• _INPUT FOR THIS TASK_:
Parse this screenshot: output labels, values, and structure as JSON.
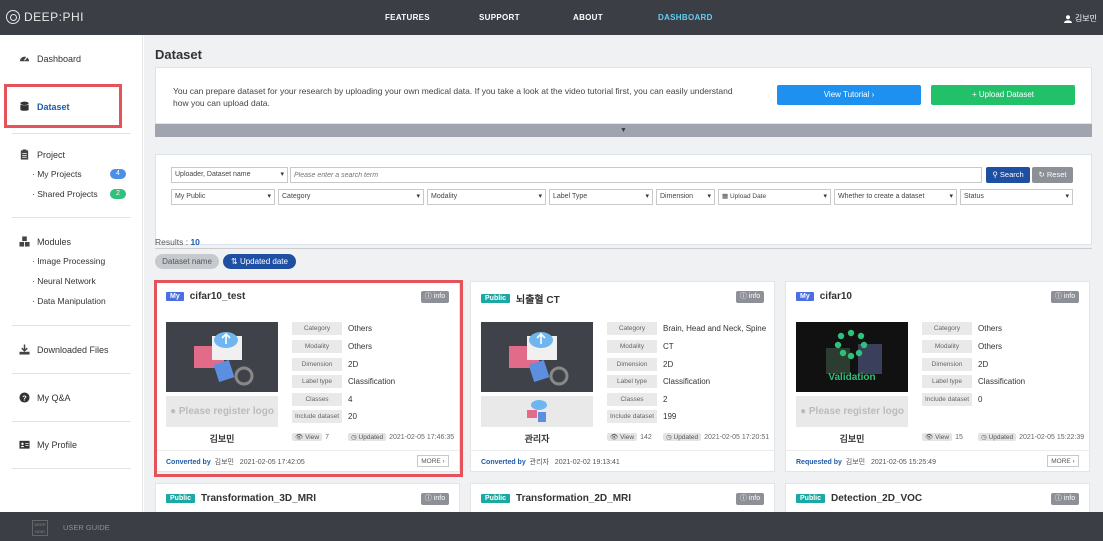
{
  "header": {
    "logo": "DEEP:PHI",
    "nav": [
      "FEATURES",
      "SUPPORT",
      "ABOUT",
      "DASHBOARD"
    ],
    "active_nav": "DASHBOARD",
    "user": "김보민"
  },
  "sidebar": {
    "dashboard": "Dashboard",
    "dataset": "Dataset",
    "project": "Project",
    "my_projects": "· My Projects",
    "my_projects_count": "4",
    "shared_projects": "· Shared Projects",
    "shared_projects_count": "2",
    "modules": "Modules",
    "image_processing": "· Image Processing",
    "neural_network": "· Neural Network",
    "data_manipulation": "· Data Manipulation",
    "downloaded_files": "Downloaded Files",
    "qa": "My Q&A",
    "profile": "My Profile"
  },
  "page": {
    "title": "Dataset",
    "description": "You can prepare dataset for your research by uploading your own medical data. If you take a look at the video tutorial first, you can easily understand how you can upload data.",
    "view_tutorial": "View Tutorial ›",
    "upload_dataset": "+ Upload Dataset"
  },
  "filters": {
    "search_type": "Uploader, Dataset name",
    "search_placeholder": "Please enter a search term",
    "search_button": "Search",
    "reset_button": "Reset",
    "my_public": "My Public",
    "category": "Category",
    "modality": "Modality",
    "label_type": "Label Type",
    "dimension": "Dimension",
    "upload_date": "Upload Date",
    "create_dataset": "Whether to create a dataset",
    "status": "Status"
  },
  "results": {
    "label": "Results : ",
    "count": "10",
    "sort_name": "Dataset name",
    "sort_date": "Updated date"
  },
  "labels": {
    "category": "Category",
    "modality": "Modality",
    "dimension": "Dimension",
    "label_type": "Label type",
    "classes": "Classes",
    "include_dataset": "Include dataset",
    "view": "View",
    "updated": "Updated",
    "info": "info",
    "more": "MORE ›",
    "register_logo": "Please register logo"
  },
  "cards": [
    {
      "tag": "My",
      "title": "cifar10_test",
      "category": "Others",
      "modality": "Others",
      "dimension": "2D",
      "label_type": "Classification",
      "classes": "4",
      "include_dataset": "20",
      "user": "김보민",
      "views": "7",
      "updated_date": "2021-02-05 17:46:35",
      "foot_label": "Converted by",
      "foot_user": "김보민",
      "foot_date": "2021-02-05 17:42:05"
    },
    {
      "tag": "Public",
      "title": "뇌출혈 CT",
      "category": "Brain, Head and Neck, Spine",
      "modality": "CT",
      "dimension": "2D",
      "label_type": "Classification",
      "classes": "2",
      "include_dataset": "199",
      "user": "관리자",
      "views": "142",
      "updated_date": "2021-02-05 17:20:51",
      "foot_label": "Converted by",
      "foot_user": "관리자",
      "foot_date": "2021-02-02 19:13:41"
    },
    {
      "tag": "My",
      "title": "cifar10",
      "category": "Others",
      "modality": "Others",
      "dimension": "2D",
      "label_type": "Classification",
      "classes": "",
      "include_dataset": "0",
      "user": "김보민",
      "views": "15",
      "updated_date": "2021-02-05 15:22:39",
      "foot_label": "Requested by",
      "foot_user": "김보민",
      "foot_date": "2021-02-05 15:25:49",
      "thumb_text": "Validation"
    }
  ],
  "cards_row2": [
    {
      "tag": "Public",
      "title": "Transformation_3D_MRI"
    },
    {
      "tag": "Public",
      "title": "Transformation_2D_MRI"
    },
    {
      "tag": "Public",
      "title": "Detection_2D_VOC"
    }
  ],
  "footer": {
    "logo": "DEEP NOID",
    "user_guide": "USER GUIDE"
  },
  "colors": {
    "nav_bg": "#3b3e45",
    "accent_blue": "#1e90f0",
    "accent_green": "#22c069",
    "highlight_red": "#e5535a",
    "tag_my": "#4b6ee3",
    "tag_public": "#1aa9a4"
  }
}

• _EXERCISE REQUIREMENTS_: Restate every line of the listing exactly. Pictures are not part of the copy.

• _ANSWER TO THIS EXERCISE_:
Parse this screenshot: output labels, values, and structure as JSON.
{
  "header": {
    "logo": "DEEP:PHI",
    "nav": [
      "FEATURES",
      "SUPPORT",
      "ABOUT",
      "DASHBOARD"
    ],
    "active_nav": "DASHBOARD",
    "user": "김보민"
  },
  "sidebar": {
    "dashboard": "Dashboard",
    "dataset": "Dataset",
    "project": "Project",
    "my_projects": "· My Projects",
    "my_projects_count": "4",
    "shared_projects": "· Shared Projects",
    "shared_projects_count": "2",
    "modules": "Modules",
    "image_processing": "· Image Processing",
    "neural_network": "· Neural Network",
    "data_manipulation": "· Data Manipulation",
    "downloaded_files": "Downloaded Files",
    "qa": "My Q&A",
    "profile": "My Profile"
  },
  "page": {
    "title": "Dataset",
    "description": "You can prepare dataset for your research by uploading your own medical data. If you take a look at the video tutorial first, you can easily understand how you can upload data.",
    "view_tutorial": "View Tutorial ›",
    "upload_dataset": "+ Upload Dataset"
  },
  "filters": {
    "search_type": "Uploader, Dataset name",
    "search_placeholder": "Please enter a search term",
    "search_button": "Search",
    "reset_button": "Reset",
    "my_public": "My Public",
    "category": "Category",
    "modality": "Modality",
    "label_type": "Label Type",
    "dimension": "Dimension",
    "upload_date": "Upload Date",
    "create_dataset": "Whether to create a dataset",
    "status": "Status"
  },
  "results": {
    "label": "Results : ",
    "count": "10",
    "sort_name": "Dataset name",
    "sort_date": "Updated date"
  },
  "labels": {
    "category": "Category",
    "modality": "Modality",
    "dimension": "Dimension",
    "label_type": "Label type",
    "classes": "Classes",
    "include_dataset": "Include dataset",
    "view": "View",
    "updated": "Updated",
    "info": "info",
    "more": "MORE ›",
    "register_logo": "Please register logo"
  },
  "cards": [
    {
      "tag": "My",
      "title": "cifar10_test",
      "category": "Others",
      "modality": "Others",
      "dimension": "2D",
      "label_type": "Classification",
      "classes": "4",
      "include_dataset": "20",
      "user": "김보민",
      "views": "7",
      "updated_date": "2021-02-05 17:46:35",
      "foot_label": "Converted by",
      "foot_user": "김보민",
      "foot_date": "2021-02-05 17:42:05"
    },
    {
      "tag": "Public",
      "title": "뇌출혈 CT",
      "category": "Brain, Head and Neck, Spine",
      "modality": "CT",
      "dimension": "2D",
      "label_type": "Classification",
      "classes": "2",
      "include_dataset": "199",
      "user": "관리자",
      "views": "142",
      "updated_date": "2021-02-05 17:20:51",
      "foot_label": "Converted by",
      "foot_user": "관리자",
      "foot_date": "2021-02-02 19:13:41"
    },
    {
      "tag": "My",
      "title": "cifar10",
      "category": "Others",
      "modality": "Others",
      "dimension": "2D",
      "label_type": "Classification",
      "classes": "",
      "include_dataset": "0",
      "user": "김보민",
      "views": "15",
      "updated_date": "2021-02-05 15:22:39",
      "foot_label": "Requested by",
      "foot_user": "김보민",
      "foot_date": "2021-02-05 15:25:49",
      "thumb_text": "Validation"
    }
  ],
  "cards_row2": [
    {
      "tag": "Public",
      "title": "Transformation_3D_MRI"
    },
    {
      "tag": "Public",
      "title": "Transformation_2D_MRI"
    },
    {
      "tag": "Public",
      "title": "Detection_2D_VOC"
    }
  ],
  "footer": {
    "logo": "DEEP NOID",
    "user_guide": "USER GUIDE"
  },
  "colors": {
    "nav_bg": "#3b3e45",
    "accent_blue": "#1e90f0",
    "accent_green": "#22c069",
    "highlight_red": "#e5535a",
    "tag_my": "#4b6ee3",
    "tag_public": "#1aa9a4"
  }
}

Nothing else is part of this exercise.